The difference can be detected even in something as innocuous as noise sensitivity:
In another famous study, introverts and extroverts were asked to play a challenging word game in which they had to learn, through trial and error, the governing principle of the game. While playing, they wore headphones that emitted random bursts of noise. They were asked to adjust the volume of their headsets up or down to the level that was “just right.” On average, the extroverts chose a noise level of 72 decibels, while the introverts selected only 55 decibels. When working at the volume that they had selected—loud for the extroverts, quiet for the introverts—the two types were about equally aroused (as measured by their heart rates and other indicators). They also played equally well.
When the introverts were asked to work at the noise level preferred by the extroverts, and vice versa, everything changed.

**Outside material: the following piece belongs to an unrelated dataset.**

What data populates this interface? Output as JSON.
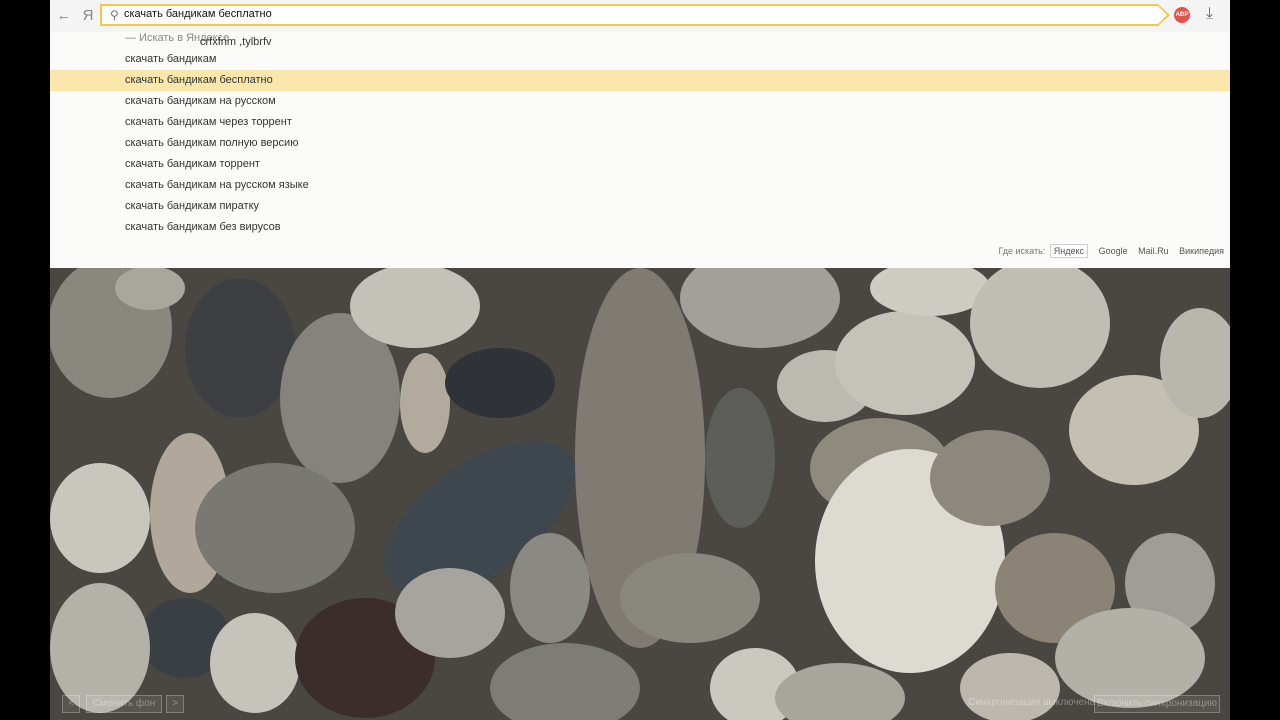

Not only were the introverts over-aroused by the loud noise, but they also underperformed—taking an average of 9.1 trials rather than 5.8 to learn the game. The opposite was true for the extroverts—they were under-aroused (and possibly bored) by the quieter conditions, and took an average of 7.3 trials, compared with the 5.4 they’d averaged under noisier conditions. (124)

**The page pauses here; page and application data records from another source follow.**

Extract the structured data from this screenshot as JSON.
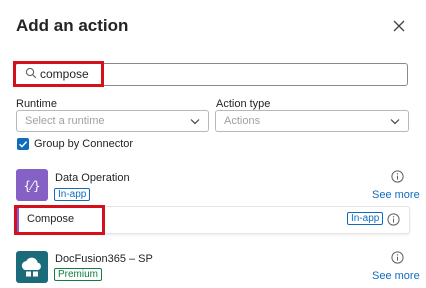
{
  "panel": {
    "title": "Add an action",
    "close_icon": "close-icon"
  },
  "search": {
    "value": "compose",
    "icon": "search-icon"
  },
  "filters": {
    "runtime_label": "Runtime",
    "runtime_placeholder": "Select a runtime",
    "action_type_label": "Action type",
    "action_type_placeholder": "Actions",
    "group_by_connector_label": "Group by Connector",
    "group_by_connector_checked": true
  },
  "connectors": [
    {
      "name": "Data Operation",
      "tag": "In-app",
      "see_more": "See more",
      "icon": "data-operation-icon",
      "color": "#8661c5",
      "actions": [
        {
          "name": "Compose",
          "tag": "In-app"
        }
      ]
    },
    {
      "name": "DocFusion365 – SP",
      "tag": "Premium",
      "see_more": "See more",
      "icon": "docfusion-cloud-icon",
      "color": "#1b6b7a"
    }
  ],
  "colors": {
    "accent_blue": "#0f6cbd",
    "premium_green": "#107c41",
    "highlight_red": "#d4101d"
  }
}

How do introverts and extroverts compare on academic tasks?
Introverts’ disinclination to charge ahead is not only a hedge against risk; it also pays off on intellectual tasks. Here are some of the things we know about the relative performance of introverts and extroverts at complex problem-solving. Extroverts get better grades than introverts during elementary school, but introverts outperform extroverts in high school and college. At the university level, introversion predicts academic performance better than cognitive ability. One study tested 141 college students’ knowledge of twenty different subjects, from art to astronomy to statistics, and found that introverts knew more than the extroverts about every single one of them. Introverts receive disproportionate numbers of graduate degrees, National Merit Scholarship finalist positions, and Phi Beta Kappa keys. (167)
The following contains what I found to be perhaps the most significant result:
Introverts are not smarter than extroverts. According to IQ scores, the two types are equally intelligent. And on many kinds of tasks, particularly those performed under time or social pressure or involving multitasking, extroverts do better. Extroverts are better than introverts at handling information overload. Introverts’ reflectiveness uses up a lot of cognitive capacity, according to Joseph Newman. On any given task, he says, “if we have 100 percent cognitive capacity, an introvert may have only 75 percent on task and 25 percent off task, whereas an extrovert may have 90 percent on task.” This is because most tasks are goal-directed. Extroverts appear to allocate most of their cognitive capacity to the goal at hand, while introverts use up capacity by monitoring how the task is going.
This speaks very true for me.